Part of the Jacksonville metro area enough to offer great nursing opportunities, but outside of Jacksonville enough to provide employment at hospital systems other than the Mayo Clinic (though the Mayo Clinic is a terrific nonprofit employer, should you wish to take advantage of public student loan forgiveness through working for them).
Jacksonville is far enough north to feel southern, but with a distinctive Florida flair. Fun fact: Jacksonville is the oldest city in the United States.
Choosing the best place to work as a nurse
The key in choosing where to put down roots and build your career really has to do with what aspects of a locale are meaningful to you. This article is meant to highlight the best cities for nurses, though what constitutes “best” is ultimately up to you.
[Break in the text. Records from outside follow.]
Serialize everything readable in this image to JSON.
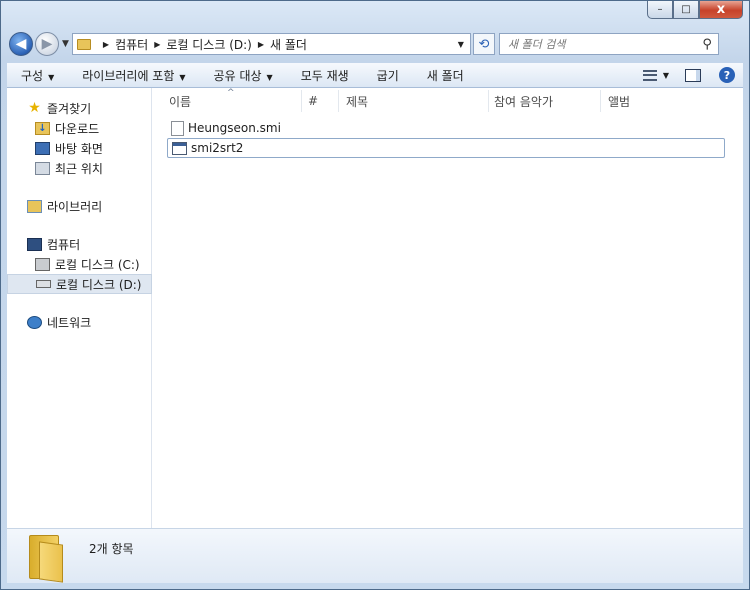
{
  "window": {
    "caption_buttons": {
      "minimize": "–",
      "maximize": "□",
      "close": "x"
    }
  },
  "navigation": {
    "back_glyph": "◀",
    "forward_glyph": "▶",
    "breadcrumb": [
      "컴퓨터",
      "로컬 디스크 (D:)",
      "새 폴더"
    ],
    "refresh_icon": "refresh-icon",
    "search_placeholder": "새 폴더 검색"
  },
  "toolbar": {
    "organize": "구성",
    "include_library": "라이브러리에 포함",
    "share_with": "공유 대상",
    "play_all": "모두 재생",
    "burn": "굽기",
    "new_folder": "새 폴더"
  },
  "sidebar": {
    "favorites": {
      "label": "즐겨찾기",
      "items": [
        "다운로드",
        "바탕 화면",
        "최근 위치"
      ]
    },
    "libraries": {
      "label": "라이브러리"
    },
    "computer": {
      "label": "컴퓨터",
      "items": [
        "로컬 디스크 (C:)",
        "로컬 디스크 (D:)"
      ],
      "selected": "로컬 디스크 (D:)"
    },
    "network": {
      "label": "네트워크"
    }
  },
  "columns": [
    "이름",
    "#",
    "제목",
    "참여 음악가",
    "앨범"
  ],
  "files": [
    {
      "name": "Heungseon.smi",
      "icon": "document-icon"
    },
    {
      "name": "smi2srt2",
      "icon": "application-icon"
    }
  ],
  "status": {
    "item_count": "2개 항목"
  },
  "colors": {
    "accent": "#2c62b5",
    "close_button": "#c7422a",
    "window_frame": "#c3d5ea"
  }
}
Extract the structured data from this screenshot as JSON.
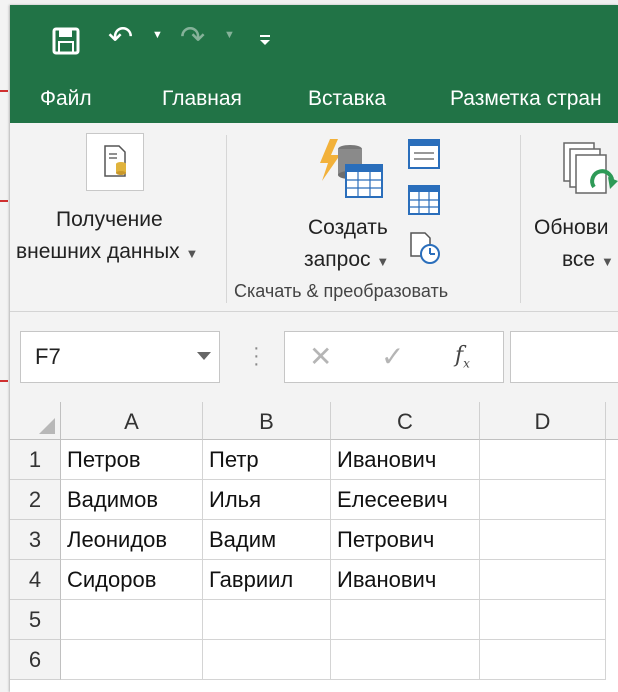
{
  "quick_access": {
    "save": "save-icon",
    "undo": "undo-icon",
    "redo": "redo-icon",
    "customize": "customize-icon"
  },
  "tabs": [
    "Файл",
    "Главная",
    "Вставка",
    "Разметка стран"
  ],
  "ribbon": {
    "get_data": {
      "line1": "Получение",
      "line2": "внешних данных",
      "icon": "database-file-icon"
    },
    "new_query": {
      "line1": "Создать",
      "line2": "запрос",
      "icon": "query-table-icon"
    },
    "small_icons": [
      "show-queries-icon",
      "from-table-icon",
      "recent-sources-icon"
    ],
    "refresh": {
      "line1": "Обнови",
      "line2": "все",
      "icon": "refresh-all-icon"
    },
    "group_label": "Скачать & преобразовать"
  },
  "formula_bar": {
    "name_box": "F7",
    "cancel": "✕",
    "enter": "✓",
    "fx": "fx",
    "formula": ""
  },
  "sheet": {
    "columns": [
      "A",
      "B",
      "C",
      "D"
    ],
    "rows": [
      {
        "num": "1",
        "cells": [
          "Петров",
          "Петр",
          "Иванович",
          ""
        ]
      },
      {
        "num": "2",
        "cells": [
          "Вадимов",
          "Илья",
          "Елесеевич",
          ""
        ]
      },
      {
        "num": "3",
        "cells": [
          "Леонидов",
          "Вадим",
          "Петрович",
          ""
        ]
      },
      {
        "num": "4",
        "cells": [
          "Сидоров",
          "Гавриил",
          "Иванович",
          ""
        ]
      },
      {
        "num": "5",
        "cells": [
          "",
          "",
          "",
          ""
        ]
      },
      {
        "num": "6",
        "cells": [
          "",
          "",
          "",
          ""
        ]
      }
    ]
  },
  "colors": {
    "title_green": "#217346",
    "ribbon_bg": "#f3f3f3",
    "grid_line": "#d4d4d4"
  }
}
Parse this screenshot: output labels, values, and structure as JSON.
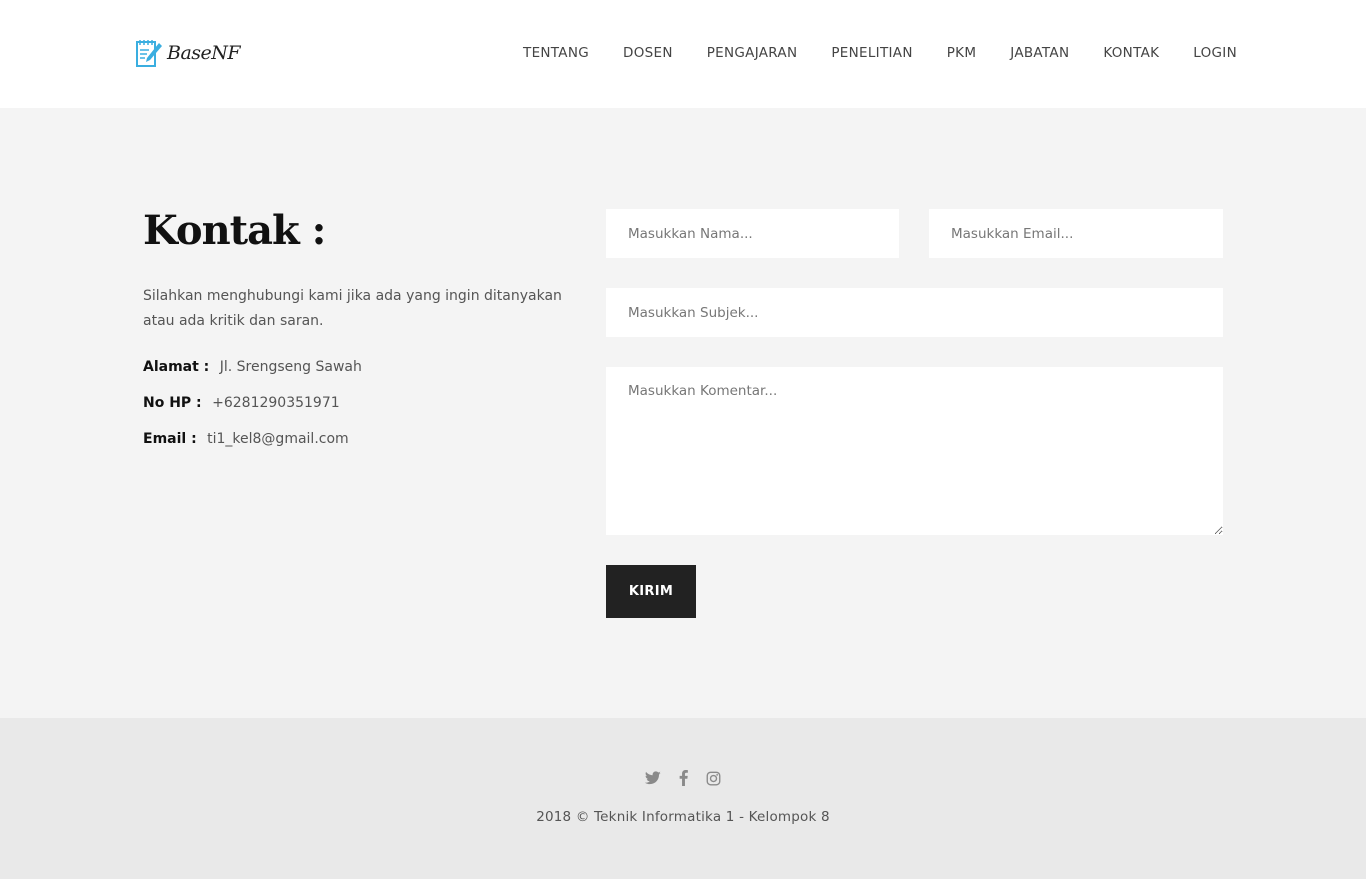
{
  "header": {
    "logo_text": "BaseNF",
    "nav": [
      {
        "label": "TENTANG"
      },
      {
        "label": "DOSEN"
      },
      {
        "label": "PENGAJARAN"
      },
      {
        "label": "PENELITIAN"
      },
      {
        "label": "PKM"
      },
      {
        "label": "JABATAN"
      },
      {
        "label": "KONTAK"
      },
      {
        "label": "LOGIN"
      }
    ]
  },
  "contact": {
    "title": "Kontak :",
    "description": "Silahkan menghubungi kami jika ada yang ingin ditanyakan atau ada kritik dan saran.",
    "address_label": "Alamat :",
    "address_value": "Jl. Srengseng Sawah",
    "phone_label": "No HP :",
    "phone_value": "+6281290351971",
    "email_label": "Email :",
    "email_value": "ti1_kel8@gmail.com"
  },
  "form": {
    "name_placeholder": "Masukkan Nama...",
    "email_placeholder": "Masukkan Email...",
    "subject_placeholder": "Masukkan Subjek...",
    "comment_placeholder": "Masukkan Komentar...",
    "submit_label": "KIRIM"
  },
  "footer": {
    "social_icons": [
      "twitter-icon",
      "facebook-icon",
      "instagram-icon"
    ],
    "copyright": "2018 © Teknik Informatika 1 - Kelompok 8"
  },
  "colors": {
    "header_bg": "#ffffff",
    "section_bg": "#f4f4f4",
    "footer_bg": "#e9e9e9",
    "button_bg": "#222222",
    "logo_accent": "#3aaee0"
  }
}
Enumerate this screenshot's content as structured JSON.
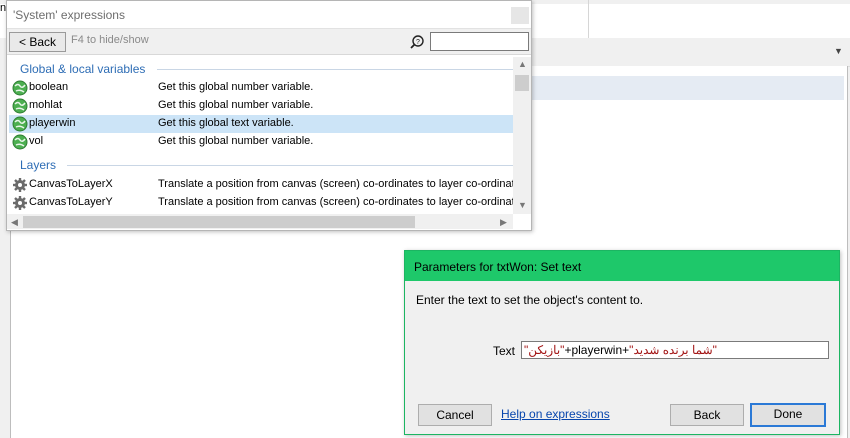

As financial advisors, we look for areas with one or more of the following criteria to make our list: signs of growth, areas with a potentially aging population, a low cost of living, reasonable proximity to a bigger city so you can take advantage of opportunities and amenities, and a major medical center or university nearby.
We also look toward nonprofit health systems in particular, so you can take full advantage of public student loan forgiveness.
If you want the best help for annihilating your student loans so you can live your best life, give us a call. We are ready to help save you time and money and can discuss your options in whichever location you may choose to build your future.
Have you considered one of these cities to begin your nursing career?